The Austro-Prussian War consists of 11 chapters, beginning with strategy and tactics in 1866 and origins of the war. Two more chapters cover opposing war plans and Italian involvement in the conflict. The fifth chapter covers the Battle of Custoza and the rout of the Italian Mincio Army. The next three chapters cover the covering force battles that preceded the decisive battle of Königgrätz, and then the next two chapters cover the battle itself. A final chapter covers the aftermath of the battle, which does an excellent job discussing the results and implications of the war. The author has included many sketch maps in the book, which while useful, are rather crude and incomplete. None of the maps have scales or depict railroad lines, or even depict tactical movements. I found it necessary to consult another source on the war that had better maps, to follow the author's narrative. There are also a number of photographs, mostly of Austrian generals (note, other than one photo of Moltke, there are no photos or illustrations from the Prussian side). The author includes excellent footnotes and a detailed bibliography, but no appendices. An appendix listing rival orders of battle and casualties in the war would have been useful.
For military professionals, the author's discussion of the development of Austrian "fire tactics" and the needle gun will be an interesting evolutionary study.
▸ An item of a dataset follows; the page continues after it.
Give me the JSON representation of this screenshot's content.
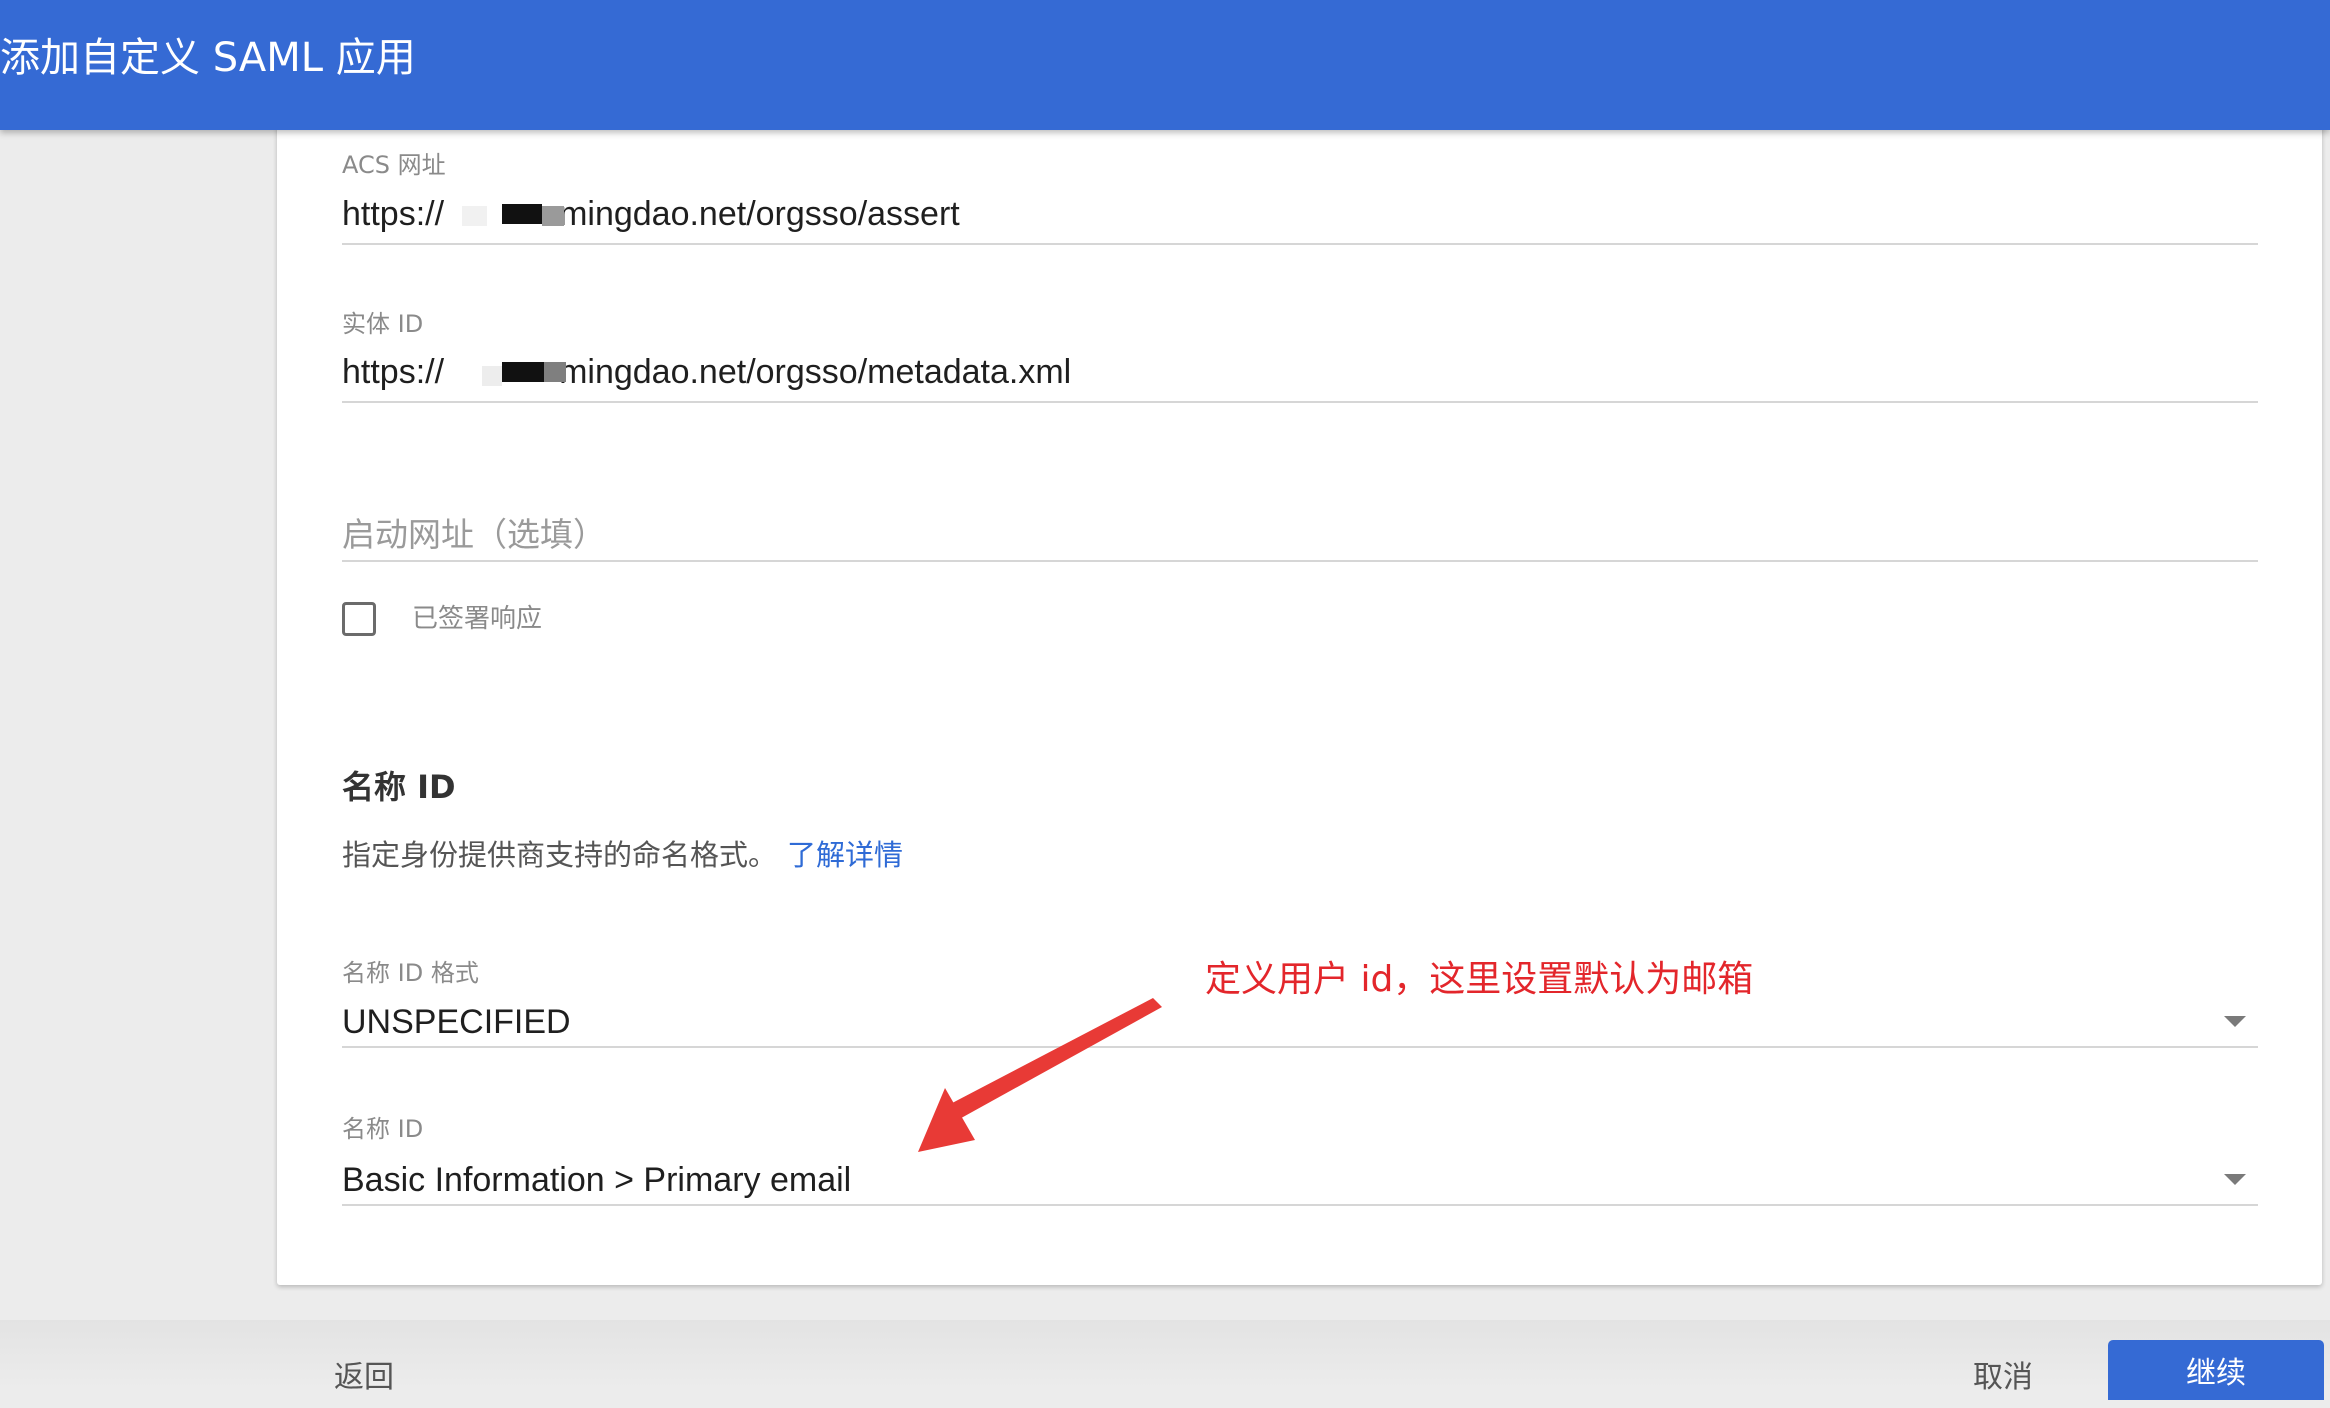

While the author notes that not all Prussian commanders subscribed to these tactics, the superiority of the tactics in themselves are not so clear because the author tends to ascribe too much importance to the needle gun. The author ignores the importance of combined arms tactics in favor of over-emphasis of one weapon system. While the needle gun was revolutionary as the first mass-produced breech-loading rifle and conferred firepower advantages to the Prussian infantry, the rest of the Prussian combined arms team was pretty weak. Prussian artillery was obsolescent, Prussian cavalry was timid and poorly trained and the vital support services were not up to supplying a fast-moving campaign. On the Austrian side, the retention of column assaults bordered on reactionary but such tactics did not become truly obsolete until the introduction of the machinegun. Austrian artillery and cavalry was superior, but these arms were improperly used. Two interesting areas of modern military technology that the author fails to address in detail are the use of telegraph and railroads. While the author does mention that the Austrians foolishly shunned the use of telegraphs, they do not seemed to have suffered badly for it, but the Prussians who did use telegraphs were often out of communications and suffered badly from lack of adequate command and control. The military use of the railroad is hardy mentioned, and one wonders why Benedek - who enjoyed an excellent rail net in Bohemia and Moravia - was constantly marching his troops to and fro instead of using rail lines to transfer troops rapidly.
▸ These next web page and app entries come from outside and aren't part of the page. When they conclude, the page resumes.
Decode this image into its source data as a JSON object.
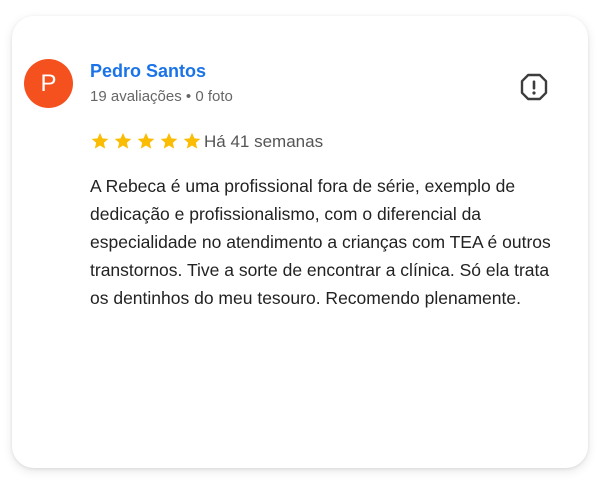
{
  "review": {
    "avatar_letter": "P",
    "avatar_color": "#f4511e",
    "author_name": "Pedro Santos",
    "author_meta": "19 avaliações • 0 foto",
    "rating": 5,
    "rating_max": 5,
    "star_color": "#fbbc04",
    "time_ago": "Há 41 semanas",
    "text": "A Rebeca é uma profissional fora de série, exemplo de dedicação e profissionalismo, com o diferencial da especialidade no atendimento a crianças com TEA é outros transtornos. Tive a sorte de encontrar a clínica. Só ela trata os dentinhos do meu tesouro. Recomendo plenamente.",
    "flag_icon": "report-flag-icon"
  }
}
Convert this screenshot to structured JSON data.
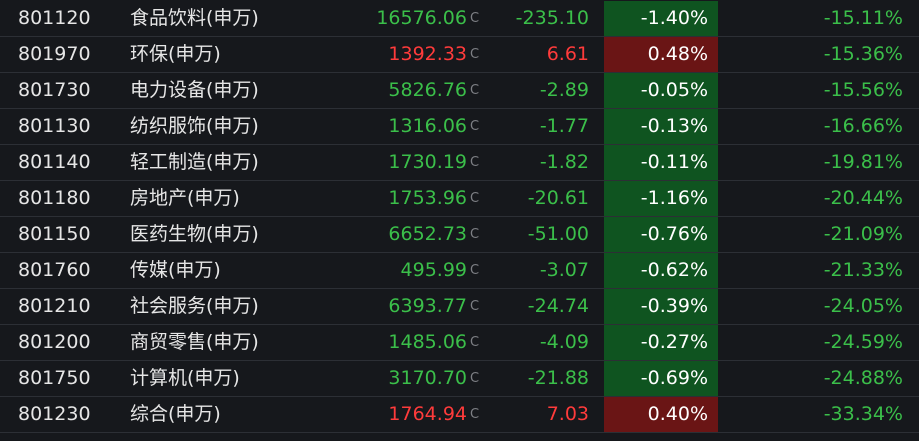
{
  "colors": {
    "up": "#ff3b3b",
    "down": "#3bbf4a",
    "up_box": "#6a1515",
    "down_box": "#0f5420"
  },
  "price_flag": "C",
  "rows": [
    {
      "code": "801120",
      "name": "食品饮料(申万)",
      "price": "16576.06",
      "change": "-235.10",
      "pct": "-1.40%",
      "ytd": "-15.11%",
      "dir": "down"
    },
    {
      "code": "801970",
      "name": "环保(申万)",
      "price": "1392.33",
      "change": "6.61",
      "pct": "0.48%",
      "ytd": "-15.36%",
      "dir": "up"
    },
    {
      "code": "801730",
      "name": "电力设备(申万)",
      "price": "5826.76",
      "change": "-2.89",
      "pct": "-0.05%",
      "ytd": "-15.56%",
      "dir": "down"
    },
    {
      "code": "801130",
      "name": "纺织服饰(申万)",
      "price": "1316.06",
      "change": "-1.77",
      "pct": "-0.13%",
      "ytd": "-16.66%",
      "dir": "down"
    },
    {
      "code": "801140",
      "name": "轻工制造(申万)",
      "price": "1730.19",
      "change": "-1.82",
      "pct": "-0.11%",
      "ytd": "-19.81%",
      "dir": "down"
    },
    {
      "code": "801180",
      "name": "房地产(申万)",
      "price": "1753.96",
      "change": "-20.61",
      "pct": "-1.16%",
      "ytd": "-20.44%",
      "dir": "down"
    },
    {
      "code": "801150",
      "name": "医药生物(申万)",
      "price": "6652.73",
      "change": "-51.00",
      "pct": "-0.76%",
      "ytd": "-21.09%",
      "dir": "down"
    },
    {
      "code": "801760",
      "name": "传媒(申万)",
      "price": "495.99",
      "change": "-3.07",
      "pct": "-0.62%",
      "ytd": "-21.33%",
      "dir": "down"
    },
    {
      "code": "801210",
      "name": "社会服务(申万)",
      "price": "6393.77",
      "change": "-24.74",
      "pct": "-0.39%",
      "ytd": "-24.05%",
      "dir": "down"
    },
    {
      "code": "801200",
      "name": "商贸零售(申万)",
      "price": "1485.06",
      "change": "-4.09",
      "pct": "-0.27%",
      "ytd": "-24.59%",
      "dir": "down"
    },
    {
      "code": "801750",
      "name": "计算机(申万)",
      "price": "3170.70",
      "change": "-21.88",
      "pct": "-0.69%",
      "ytd": "-24.88%",
      "dir": "down"
    },
    {
      "code": "801230",
      "name": "综合(申万)",
      "price": "1764.94",
      "change": "7.03",
      "pct": "0.40%",
      "ytd": "-33.34%",
      "dir": "up"
    }
  ]
}
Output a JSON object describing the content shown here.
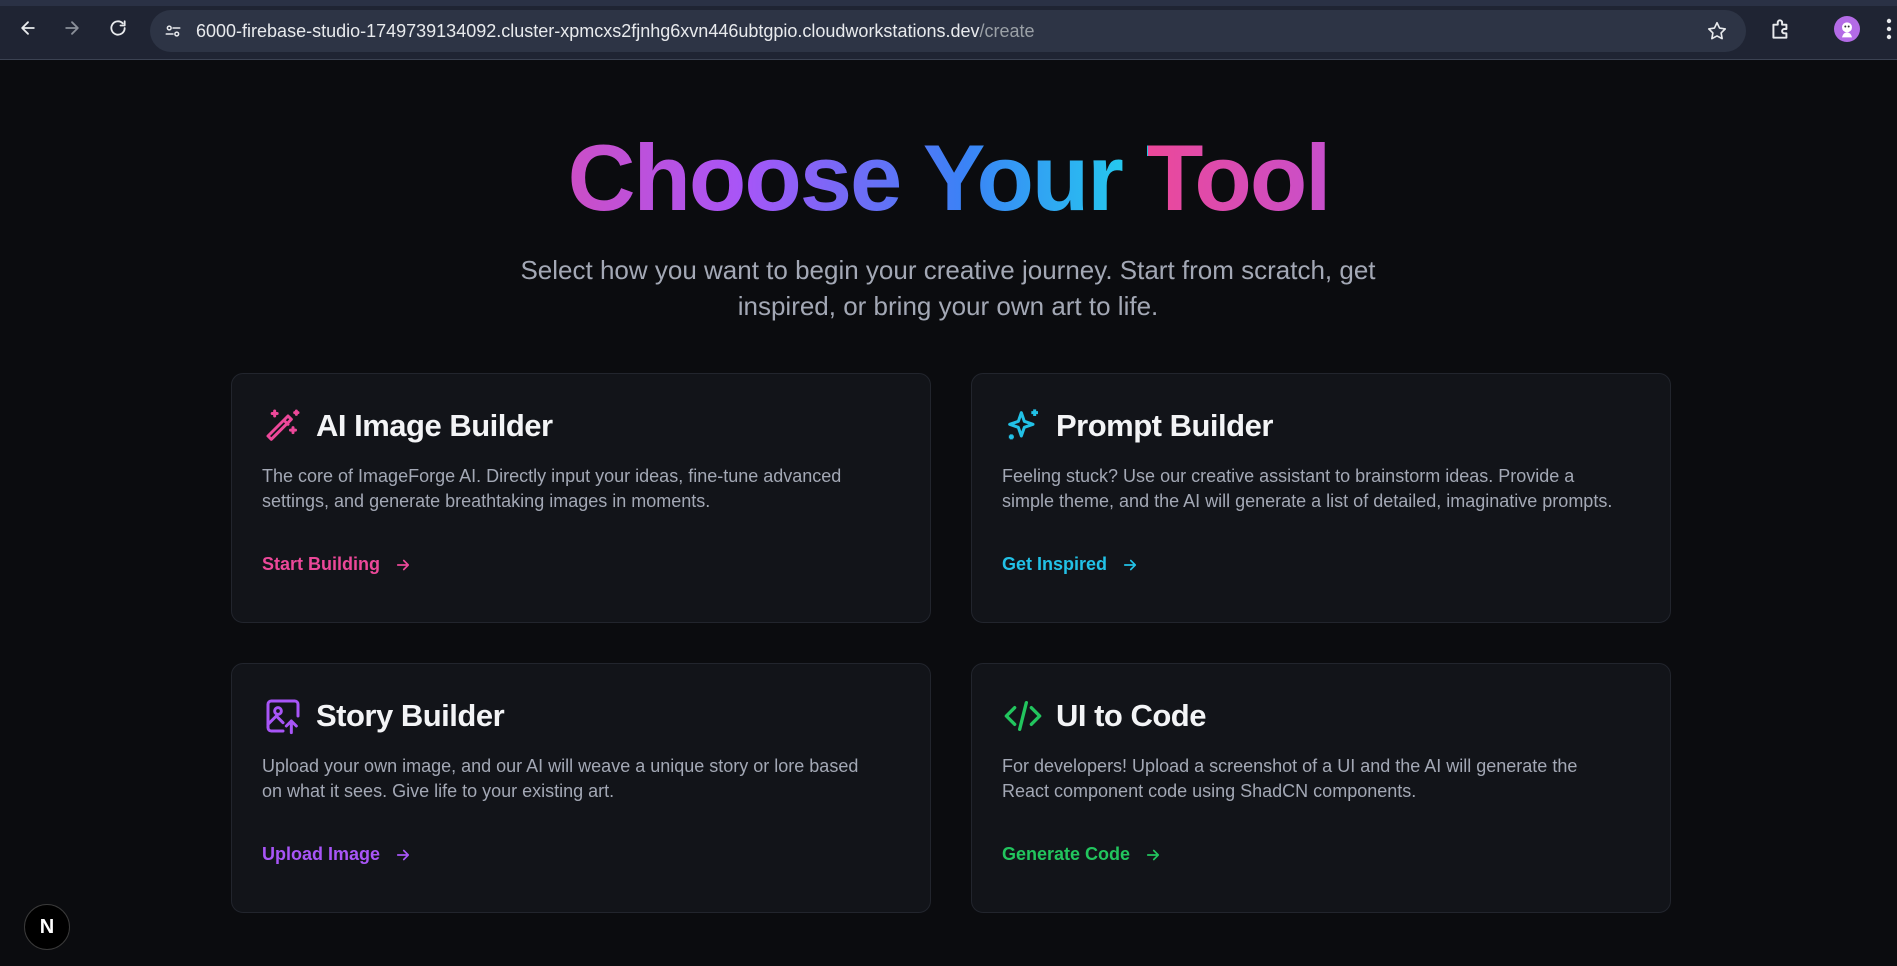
{
  "browser": {
    "url_host": "6000-firebase-studio-1749739134092.cluster-xpmcxs2fjnhg6xvn446ubtgpio.cloudworkstations.dev",
    "url_path": "/create"
  },
  "hero": {
    "title": "Choose Your Tool",
    "subtitle_line1": "Select how you want to begin your creative journey. Start from scratch, get",
    "subtitle_line2": "inspired, or bring your own art to life."
  },
  "cards": [
    {
      "title": "AI Image Builder",
      "description_line1": "The core of ImageForge AI. Directly input your ideas, fine-tune advanced",
      "description_line2": "settings, and generate breathtaking images in moments.",
      "link": "Start Building",
      "icon": "magic-wand-icon",
      "color": "#ec4899"
    },
    {
      "title": "Prompt Builder",
      "description_line1": "Feeling stuck? Use our creative assistant to brainstorm ideas. Provide a",
      "description_line2": "simple theme, and the AI will generate a list of detailed, imaginative prompts.",
      "link": "Get Inspired",
      "icon": "sparkles-icon",
      "color": "#22c1e6"
    },
    {
      "title": "Story Builder",
      "description_line1": "Upload your own image, and our AI will weave a unique story or lore based",
      "description_line2": "on what it sees. Give life to your existing art.",
      "link": "Upload Image",
      "icon": "image-upload-icon",
      "color": "#a855f7"
    },
    {
      "title": "UI to Code",
      "description_line1": "For developers! Upload a screenshot of a UI and the AI will generate the",
      "description_line2": "React component code using ShadCN components.",
      "link": "Generate Code",
      "icon": "code-icon",
      "color": "#22c55e"
    }
  ],
  "dev_badge": {
    "label": "N"
  }
}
The author's conclusions about the implications of the war are also striking, "the complete triumph of Prussian grand strategy in 1866 served to tighten the political connection between the Prusso-German state and army. After 1866, the example of Königgrätz suggested that Prussia-Germany could extend its influence and make vast annexations against any rival if only it struck fast and hard enough. This thinking, which originated with Clausewitz and Moltke, would be the basis of Prusso-German military strategy in 1870, 1914 and 1939." The author notes that other armies attempted to copy the Prussian military professional standards after Königgrätz, but none fully succeeded. Indeed, the Austrians failed to learn much from their defeat and in fact their military capabilities declined. However, one interesting question that the author does not ask is that given the demonstrated military incompetence of the Austrian and Italian armies in 1866, why did Prussia choose to later ally itself with such second-rate powers? In choice of weapons and tactics the Germans clearly excelled, but in choice of allies they were clearly inferior.